Oh, here’s another interesting tidbit. One of the professors in charge of securing funding for the study, Professor Michael Kramer of McGill University… Oh, wait, he’s not just one of the… He’s the first one listed, indicating he’s probably the main professor in charge of the study. He’s done research for The “Nestlé Nutrition Workshop Series” (PDF). Conflict of interest, much?
Nestlé is powerful enough to influence the truth. They’ve already done it (and continue to do it) fabulously well (for them) in their marketing practices in third world countries. For first world countries, a more sophisticated approach is needed, one that appears more credible than mere WHO-code-violating television commercials.
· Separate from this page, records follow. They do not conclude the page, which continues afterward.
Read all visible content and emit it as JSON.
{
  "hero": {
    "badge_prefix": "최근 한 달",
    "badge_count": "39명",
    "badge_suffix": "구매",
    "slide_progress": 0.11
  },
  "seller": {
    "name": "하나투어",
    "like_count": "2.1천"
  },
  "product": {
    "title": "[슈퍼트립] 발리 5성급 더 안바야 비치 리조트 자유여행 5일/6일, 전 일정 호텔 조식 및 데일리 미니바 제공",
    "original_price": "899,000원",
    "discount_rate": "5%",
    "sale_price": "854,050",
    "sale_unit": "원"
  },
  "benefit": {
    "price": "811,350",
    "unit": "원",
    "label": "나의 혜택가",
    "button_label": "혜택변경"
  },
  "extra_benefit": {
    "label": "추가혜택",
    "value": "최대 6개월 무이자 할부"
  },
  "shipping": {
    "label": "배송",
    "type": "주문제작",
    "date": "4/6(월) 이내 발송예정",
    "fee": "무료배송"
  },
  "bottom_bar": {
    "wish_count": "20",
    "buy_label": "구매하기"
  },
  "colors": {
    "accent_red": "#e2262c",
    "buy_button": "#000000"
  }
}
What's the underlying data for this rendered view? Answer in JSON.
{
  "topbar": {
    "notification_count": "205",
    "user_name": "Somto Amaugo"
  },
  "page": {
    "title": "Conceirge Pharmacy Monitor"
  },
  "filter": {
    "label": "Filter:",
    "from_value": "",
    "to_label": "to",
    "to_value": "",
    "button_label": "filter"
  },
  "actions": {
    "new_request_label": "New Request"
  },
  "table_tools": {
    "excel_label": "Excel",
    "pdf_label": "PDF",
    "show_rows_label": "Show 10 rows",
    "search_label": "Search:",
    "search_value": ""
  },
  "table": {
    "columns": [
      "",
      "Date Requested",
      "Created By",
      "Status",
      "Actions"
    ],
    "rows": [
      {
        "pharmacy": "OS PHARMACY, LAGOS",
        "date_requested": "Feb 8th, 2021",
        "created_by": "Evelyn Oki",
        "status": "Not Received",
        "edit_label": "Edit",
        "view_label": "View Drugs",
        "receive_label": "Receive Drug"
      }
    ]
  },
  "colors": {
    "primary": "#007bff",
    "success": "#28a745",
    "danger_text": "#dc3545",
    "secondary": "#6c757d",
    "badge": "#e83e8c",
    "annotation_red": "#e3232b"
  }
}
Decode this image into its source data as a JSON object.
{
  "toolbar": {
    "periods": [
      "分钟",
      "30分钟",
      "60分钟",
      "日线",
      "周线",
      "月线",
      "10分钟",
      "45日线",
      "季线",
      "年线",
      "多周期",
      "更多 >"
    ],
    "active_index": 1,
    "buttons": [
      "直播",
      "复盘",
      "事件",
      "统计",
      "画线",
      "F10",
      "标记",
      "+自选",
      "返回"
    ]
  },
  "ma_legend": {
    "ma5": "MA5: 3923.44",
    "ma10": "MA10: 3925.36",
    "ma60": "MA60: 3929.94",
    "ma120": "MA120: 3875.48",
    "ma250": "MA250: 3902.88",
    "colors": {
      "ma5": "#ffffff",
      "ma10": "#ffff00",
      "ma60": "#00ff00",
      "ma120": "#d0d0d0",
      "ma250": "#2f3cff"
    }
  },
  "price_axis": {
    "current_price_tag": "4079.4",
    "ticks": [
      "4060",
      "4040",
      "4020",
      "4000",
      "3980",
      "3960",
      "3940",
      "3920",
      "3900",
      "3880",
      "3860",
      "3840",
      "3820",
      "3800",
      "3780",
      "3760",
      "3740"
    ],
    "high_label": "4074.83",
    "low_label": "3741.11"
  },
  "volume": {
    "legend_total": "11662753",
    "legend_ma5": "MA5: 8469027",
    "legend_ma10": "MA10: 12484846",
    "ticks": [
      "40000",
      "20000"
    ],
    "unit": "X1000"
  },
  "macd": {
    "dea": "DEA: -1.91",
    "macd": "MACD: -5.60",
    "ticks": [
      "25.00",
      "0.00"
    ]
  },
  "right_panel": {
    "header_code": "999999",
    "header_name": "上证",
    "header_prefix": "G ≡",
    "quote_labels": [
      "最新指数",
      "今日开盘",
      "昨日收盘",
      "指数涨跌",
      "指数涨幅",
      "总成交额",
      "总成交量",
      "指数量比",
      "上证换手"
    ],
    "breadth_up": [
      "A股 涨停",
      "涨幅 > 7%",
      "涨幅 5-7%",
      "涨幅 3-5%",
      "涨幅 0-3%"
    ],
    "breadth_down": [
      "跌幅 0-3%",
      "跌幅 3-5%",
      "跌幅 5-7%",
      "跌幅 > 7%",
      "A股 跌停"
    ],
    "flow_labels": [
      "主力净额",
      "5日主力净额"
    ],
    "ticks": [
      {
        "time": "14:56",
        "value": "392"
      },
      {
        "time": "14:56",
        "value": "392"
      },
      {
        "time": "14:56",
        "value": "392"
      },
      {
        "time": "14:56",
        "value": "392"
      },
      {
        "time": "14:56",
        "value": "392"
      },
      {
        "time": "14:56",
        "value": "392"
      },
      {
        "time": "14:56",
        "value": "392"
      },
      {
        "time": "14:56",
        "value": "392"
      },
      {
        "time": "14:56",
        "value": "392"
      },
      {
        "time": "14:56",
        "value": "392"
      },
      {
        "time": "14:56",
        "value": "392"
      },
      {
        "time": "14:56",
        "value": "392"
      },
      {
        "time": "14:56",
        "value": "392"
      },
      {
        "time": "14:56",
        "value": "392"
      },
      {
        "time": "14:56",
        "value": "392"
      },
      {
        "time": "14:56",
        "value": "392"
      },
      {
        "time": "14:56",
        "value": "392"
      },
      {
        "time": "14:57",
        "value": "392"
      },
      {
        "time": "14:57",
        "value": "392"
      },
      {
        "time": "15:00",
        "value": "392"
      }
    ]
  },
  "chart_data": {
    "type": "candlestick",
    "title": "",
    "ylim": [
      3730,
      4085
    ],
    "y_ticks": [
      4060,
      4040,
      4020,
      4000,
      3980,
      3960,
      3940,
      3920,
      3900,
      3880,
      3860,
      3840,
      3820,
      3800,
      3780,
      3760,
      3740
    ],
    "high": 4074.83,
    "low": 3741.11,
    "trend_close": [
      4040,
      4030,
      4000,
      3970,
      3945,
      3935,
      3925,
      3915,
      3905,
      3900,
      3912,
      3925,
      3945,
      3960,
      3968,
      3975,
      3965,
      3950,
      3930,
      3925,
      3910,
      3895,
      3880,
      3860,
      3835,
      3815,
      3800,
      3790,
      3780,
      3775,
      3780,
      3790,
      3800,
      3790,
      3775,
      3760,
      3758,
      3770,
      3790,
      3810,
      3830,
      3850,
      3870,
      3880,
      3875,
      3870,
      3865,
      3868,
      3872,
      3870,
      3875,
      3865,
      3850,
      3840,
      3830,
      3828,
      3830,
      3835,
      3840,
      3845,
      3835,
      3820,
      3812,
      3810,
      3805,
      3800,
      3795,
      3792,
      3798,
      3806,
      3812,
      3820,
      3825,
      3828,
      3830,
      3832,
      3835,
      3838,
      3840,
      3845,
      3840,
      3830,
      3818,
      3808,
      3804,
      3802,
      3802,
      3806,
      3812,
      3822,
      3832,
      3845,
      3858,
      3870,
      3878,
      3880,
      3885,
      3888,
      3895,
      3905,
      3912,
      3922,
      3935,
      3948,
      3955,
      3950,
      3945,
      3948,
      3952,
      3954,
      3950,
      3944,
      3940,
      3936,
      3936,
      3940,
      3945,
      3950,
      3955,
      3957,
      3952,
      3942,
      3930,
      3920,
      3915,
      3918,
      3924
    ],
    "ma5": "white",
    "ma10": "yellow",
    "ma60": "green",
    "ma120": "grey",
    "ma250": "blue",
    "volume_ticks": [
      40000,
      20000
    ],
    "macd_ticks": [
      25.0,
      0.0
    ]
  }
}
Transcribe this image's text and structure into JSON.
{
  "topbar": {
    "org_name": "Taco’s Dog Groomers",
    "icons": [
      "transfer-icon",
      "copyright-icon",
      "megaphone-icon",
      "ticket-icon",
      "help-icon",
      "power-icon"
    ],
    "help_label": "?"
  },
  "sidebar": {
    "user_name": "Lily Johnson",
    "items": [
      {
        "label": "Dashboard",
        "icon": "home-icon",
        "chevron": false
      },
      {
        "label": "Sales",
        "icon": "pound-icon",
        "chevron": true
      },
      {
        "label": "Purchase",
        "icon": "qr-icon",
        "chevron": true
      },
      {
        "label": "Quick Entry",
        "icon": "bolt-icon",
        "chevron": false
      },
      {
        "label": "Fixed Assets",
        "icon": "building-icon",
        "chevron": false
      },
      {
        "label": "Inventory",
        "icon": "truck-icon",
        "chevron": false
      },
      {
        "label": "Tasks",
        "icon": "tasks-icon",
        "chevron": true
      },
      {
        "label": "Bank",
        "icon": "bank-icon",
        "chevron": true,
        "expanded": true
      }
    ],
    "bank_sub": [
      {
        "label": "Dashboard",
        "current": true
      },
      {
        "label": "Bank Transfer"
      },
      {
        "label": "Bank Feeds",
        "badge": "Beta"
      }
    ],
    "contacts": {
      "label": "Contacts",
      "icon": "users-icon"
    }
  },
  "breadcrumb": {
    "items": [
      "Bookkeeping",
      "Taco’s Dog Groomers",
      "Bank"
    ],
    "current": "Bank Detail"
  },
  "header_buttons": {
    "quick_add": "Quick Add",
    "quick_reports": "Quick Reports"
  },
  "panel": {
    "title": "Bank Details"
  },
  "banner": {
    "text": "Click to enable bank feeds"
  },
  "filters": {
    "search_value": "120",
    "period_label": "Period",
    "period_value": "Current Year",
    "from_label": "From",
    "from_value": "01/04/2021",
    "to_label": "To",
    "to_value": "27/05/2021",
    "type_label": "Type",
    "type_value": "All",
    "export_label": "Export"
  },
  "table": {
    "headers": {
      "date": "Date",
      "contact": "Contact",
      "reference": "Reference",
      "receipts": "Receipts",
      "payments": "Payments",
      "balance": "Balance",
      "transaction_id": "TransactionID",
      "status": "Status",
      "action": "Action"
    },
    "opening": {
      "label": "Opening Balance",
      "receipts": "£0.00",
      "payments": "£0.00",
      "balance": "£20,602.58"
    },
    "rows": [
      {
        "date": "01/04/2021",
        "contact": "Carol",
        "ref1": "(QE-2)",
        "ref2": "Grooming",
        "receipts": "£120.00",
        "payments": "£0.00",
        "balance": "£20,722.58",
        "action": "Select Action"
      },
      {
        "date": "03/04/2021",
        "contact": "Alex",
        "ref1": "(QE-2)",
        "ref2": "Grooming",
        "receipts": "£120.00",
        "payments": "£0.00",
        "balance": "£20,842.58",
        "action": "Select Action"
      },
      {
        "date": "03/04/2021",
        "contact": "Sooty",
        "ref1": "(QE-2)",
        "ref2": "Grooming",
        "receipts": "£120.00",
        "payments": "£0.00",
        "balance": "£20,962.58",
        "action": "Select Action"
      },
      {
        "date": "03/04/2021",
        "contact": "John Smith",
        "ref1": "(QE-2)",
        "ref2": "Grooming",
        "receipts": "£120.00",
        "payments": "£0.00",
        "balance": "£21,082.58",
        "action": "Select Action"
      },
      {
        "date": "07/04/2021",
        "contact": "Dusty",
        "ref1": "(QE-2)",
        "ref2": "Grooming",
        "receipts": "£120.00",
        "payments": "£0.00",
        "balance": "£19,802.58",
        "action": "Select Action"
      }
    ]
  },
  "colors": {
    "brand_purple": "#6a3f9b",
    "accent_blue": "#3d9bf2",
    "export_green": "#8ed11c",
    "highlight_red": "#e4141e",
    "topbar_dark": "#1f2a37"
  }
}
The first-world approach seems to involve funding legitimate-sounding studies, and if not the studies themselves, then the conclusions drawn from them years later, with claims that they are the “largest randomized trials ever undertaken in the area of human lactation.” Pretty lofty, important-sounding claims! I suppose any conclusions drawn from them must be the truth, right? Who knows?
Here’s an exercise to bring this concept of Nestlé’s pervasive influence around the world further home, especially for those of you who boycott Nestlé. These are some of Nestlé’s brands, some of which don’t say “Nestlé” explicitly on them. Can you honestly say you don’t have a single one in your home? Or that you haven’t bought one in, say, the last week?
Remember this: Always question. Never stop. If the conclusions drawn by a study were paid for (even if only in part) by someone selling formula (i.e., Nestle), those same conclusions may lack credibility.
(I am still finishing up that Breastfeeding Promotion Act action post I’ve been promising you, dear readers. Don’t despair.)